Protection Brief

Shrinking access to services under a limited legal status

December 2016

 

Syrian refugees in Jordan continue to face multiple protection challenges related to limited legal status, and this brief focuses on the impact on Syrian refugees, particularly their
ability to access services. Download the Protection Brief 2016

The consequences of the Syria conflict have continued to impact Jordan in 2016, with 655,404 Syrians registered with UNHCR as of 4 December 2016. Currently 141,000 Syrian refugees are registered as living in the formal camps of Zaatari, Azraq and Emirati Jordanian camp (EJC) and rely on the governmental and non-governmental actors to provide them with basic protection and services. The situation in the camps for Syrian refugees who have managed to enter Jordan between March and May 2016 is extremely difficult; there are over 13,000 who remain in the barb-wire

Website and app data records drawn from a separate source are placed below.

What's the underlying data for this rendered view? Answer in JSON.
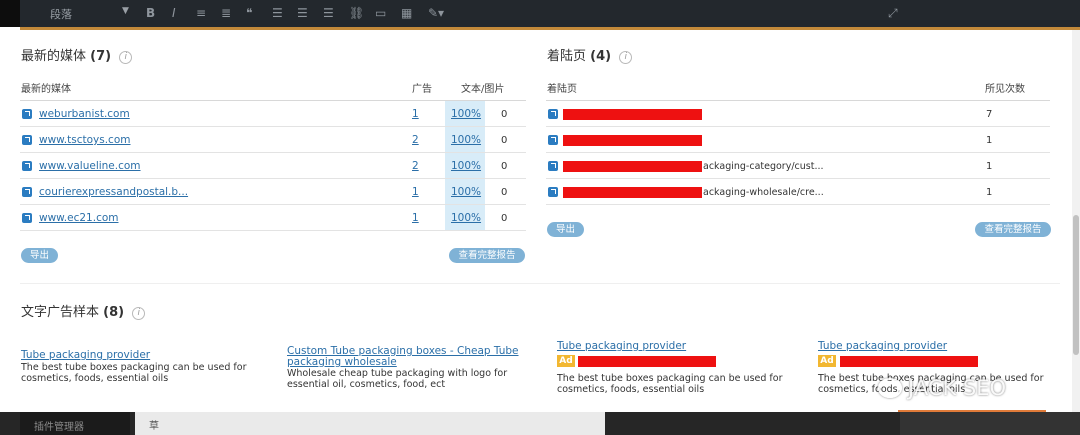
{
  "toolbar": {
    "format_label": "段落",
    "icons": [
      "dropdown-arrow-icon",
      "bold-icon",
      "italic-icon",
      "bullet-list-icon",
      "numbered-list-icon",
      "blockquote-icon",
      "align-left-icon",
      "align-center-icon",
      "align-right-icon",
      "link-icon",
      "unlink-icon",
      "keyboard-icon",
      "color-picker-icon",
      "expand-icon"
    ]
  },
  "media": {
    "title": "最新的媒体",
    "count": "(7)",
    "columns": {
      "media": "最新的媒体",
      "ads": "广告",
      "text_image": "文本/图片"
    },
    "rows": [
      {
        "site": "weburbanist.com",
        "ads": "1",
        "pct": "100%",
        "img": "0"
      },
      {
        "site": "www.tsctoys.com",
        "ads": "2",
        "pct": "100%",
        "img": "0"
      },
      {
        "site": "www.valueline.com",
        "ads": "2",
        "pct": "100%",
        "img": "0"
      },
      {
        "site": "courierexpressandpostal.b...",
        "ads": "1",
        "pct": "100%",
        "img": "0"
      },
      {
        "site": "www.ec21.com",
        "ads": "1",
        "pct": "100%",
        "img": "0"
      }
    ],
    "export_label": "导出",
    "full_report_label": "查看完整报告"
  },
  "landing": {
    "title": "着陆页",
    "count": "(4)",
    "columns": {
      "page": "着陆页",
      "seen": "所见次数"
    },
    "rows": [
      {
        "tail": "",
        "seen": "7"
      },
      {
        "tail": "",
        "seen": "1"
      },
      {
        "tail": "ackaging-category/cust...",
        "seen": "1"
      },
      {
        "tail": "ackaging-wholesale/cre...",
        "seen": "1"
      }
    ],
    "export_label": "导出",
    "full_report_label": "查看完整报告"
  },
  "text_ads": {
    "title": "文字广告样本",
    "count": "(8)",
    "ads": [
      {
        "title": "Tube packaging provider",
        "desc": "The best tube boxes packaging can be used for cosmetics, foods, essential oils"
      },
      {
        "title": "Custom Tube packaging boxes - Cheap Tube packaging wholesale",
        "desc": "Wholesale cheap tube packaging with logo for essential oil, cosmetics, food, ect"
      },
      {
        "title": "Tube packaging provider",
        "badge": "Ad",
        "desc": "The best tube boxes packaging can be used for cosmetics, foods, essential oils"
      },
      {
        "title": "Tube packaging provider",
        "badge": "Ad",
        "desc": "The best tube boxes packaging can be used for cosmetics, foods, essential oils"
      }
    ]
  },
  "bottom_bar": {
    "left_label": "插件管理器",
    "middle_label": "草"
  },
  "watermark": {
    "text": "JACK SEO"
  },
  "colors": {
    "accent_orange": "#c38a3a",
    "link_blue": "#2b6fa8",
    "pill_blue": "#7fb2d6",
    "redaction_red": "#ee1111",
    "ad_badge": "#f2b731"
  }
}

fenced area of Azraq camp (Village 5) without any possibility of leaving this confined area until they are screened out by the Jordanian authorities. This has proven to be a long, tedious and opaque process.

The situation is also precarious for the 515,000 registered Syrian refugees living in Jordanian host communities (outside of camps). A recent survey in the urban areas of Amman, Irbid and Mafraq found that 87% of Syrian refugee families were in debt, 10% removed children from school to save educational expenses, 6% put their children to work and 3% married off their
daughters

As of 7 December 2016, 34,467 Syrians had received a work permit against the annual plan of 50,000. Syrians now represent 10% of the total number of foreign workers which is a notable increase from the 2% before the London conference. Despite the positive efforts, the number of issued work permits is lower than expected mainly due to a largely unchanged legislative framework, continued complicated administrative procedures in most sectors as well as a variety of misconceptions among refugees and potential employers.